I got a sad reaffirmation of something I'd been suspecting today. A decade ago I idolized my friend Andrew J. Hathaway. Andrew was the first professional photographer I'd met. My first understanding of the differences between a pro and an amatuer photographer came one day when Andrew and I were at an outdoor bar in Camden, Maine with a group of others. Andrew was taking pictures of us. I was the only one who noticed, and only then because I was really paying attention. The camera was an extension of his body. The camera was out, the picture taken, the camera put away in such a fluid, natural motion before anyone even realized that he'd taken their picture. Maybe a good photographer knows how to make their subject comfortable, but with a great photographer the subject never thinks to be uncomfortable in the first place. It was a talent I tried unsuccessfully to master. Now I fear it is a moot point.

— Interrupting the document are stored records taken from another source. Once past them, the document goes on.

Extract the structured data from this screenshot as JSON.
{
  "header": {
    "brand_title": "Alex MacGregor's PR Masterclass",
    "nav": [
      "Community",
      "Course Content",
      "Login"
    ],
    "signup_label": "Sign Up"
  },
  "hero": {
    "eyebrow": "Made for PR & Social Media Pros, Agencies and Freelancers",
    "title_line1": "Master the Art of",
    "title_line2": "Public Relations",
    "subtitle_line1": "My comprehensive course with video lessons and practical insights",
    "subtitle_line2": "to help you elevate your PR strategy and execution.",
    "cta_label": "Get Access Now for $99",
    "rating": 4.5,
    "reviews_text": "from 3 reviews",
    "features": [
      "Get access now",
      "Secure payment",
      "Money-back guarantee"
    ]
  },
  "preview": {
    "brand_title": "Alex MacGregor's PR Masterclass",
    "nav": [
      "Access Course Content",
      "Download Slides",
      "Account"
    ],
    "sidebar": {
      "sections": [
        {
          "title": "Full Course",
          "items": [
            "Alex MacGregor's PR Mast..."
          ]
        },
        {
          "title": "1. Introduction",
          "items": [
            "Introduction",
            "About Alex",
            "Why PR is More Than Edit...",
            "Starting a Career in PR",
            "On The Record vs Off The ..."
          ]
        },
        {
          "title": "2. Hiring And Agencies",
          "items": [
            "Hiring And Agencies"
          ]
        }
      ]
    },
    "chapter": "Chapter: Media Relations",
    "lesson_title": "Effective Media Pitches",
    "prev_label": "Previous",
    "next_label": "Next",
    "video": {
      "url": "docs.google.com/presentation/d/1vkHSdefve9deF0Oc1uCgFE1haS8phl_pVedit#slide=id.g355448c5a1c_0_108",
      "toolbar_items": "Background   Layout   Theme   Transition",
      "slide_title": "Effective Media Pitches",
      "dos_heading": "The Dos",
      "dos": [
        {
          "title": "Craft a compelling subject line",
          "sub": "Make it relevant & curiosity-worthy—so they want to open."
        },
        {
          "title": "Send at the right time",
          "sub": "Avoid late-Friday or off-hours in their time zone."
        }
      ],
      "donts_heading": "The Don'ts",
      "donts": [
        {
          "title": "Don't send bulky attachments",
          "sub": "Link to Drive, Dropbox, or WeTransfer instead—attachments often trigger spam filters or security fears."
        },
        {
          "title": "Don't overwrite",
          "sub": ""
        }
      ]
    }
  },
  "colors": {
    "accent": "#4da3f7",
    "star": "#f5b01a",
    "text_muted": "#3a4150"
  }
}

Today I met Owen and Sheridan for lunch. I had the camera out and was snapping pictures of them (and my coffee) and they didn't react at all. I hadn't informed them of the project I'm doing, either. I think this is a sign of the times. We are under such constant surveilance now whenever we leave the house that I think that people just take it for granted now when their picture is taken. It used to be a big deal. Not long ago people would get very uncomforatable if the camera was out, and candid shots were all but impossible. Now people just don't care.
Anyhow, cup 15 was at the Memorial Union, meeting with Sheridan Kelley, who also teaches for the New Media dept., and Owen Smith, our boss, to discuss classes next semester and in the future. Next semester I'm teaching just one class, Intro to Digital Art, which will be a welcome break since I'm so buried in other projects. Today I got the welcome news that we got the go-ahead for developing the completely on-line version of the class. I'm very excited about this since such educational opportunities are very limited in this state, and being able to take the class online will open it up to a whole lot of people who couldn't take it otherwise.
The Memorial Union was once the hub for student activity on campus, until the University administration stepped in. Now there is a Starbucks at the heart of the University. Is this a trend at all Universities, or is UMO substandard? The Union used to have study lounges, meeting rooms, and two spaces where students could actually put on live entertainment, and all the food was done by campus dining services. All these things have been done away with. It was a big deal when they were redoing the Union. They formed a committee of faculty and students to decide how best to revamp the Student Union. They came up with a great plan that the administration took and said, thanks, but we've already hired someone else to do a plan. It was some guy out of Texas who designs airport food courts who'd never set foot on campus, and never bothered to ask what students wanted or needed. Now there is no place to study, no place for shows, no place to gather comfortably in groups larger than four. And it is Taco Bell, Starbucks, crap like that, all with the harsh unpleasant atmosphere of an airport food court.
And yes, the Starbucks coffee tasted exactly like every other cup of Starbucks coffee. If I closed my eyes, I could have been at any airport, any mall food court in the USA. Today, though, I learned a better word for that vaguely like the bottom of an ashtray yet not quite unpleasant taste of Starbucks coffee: carbony.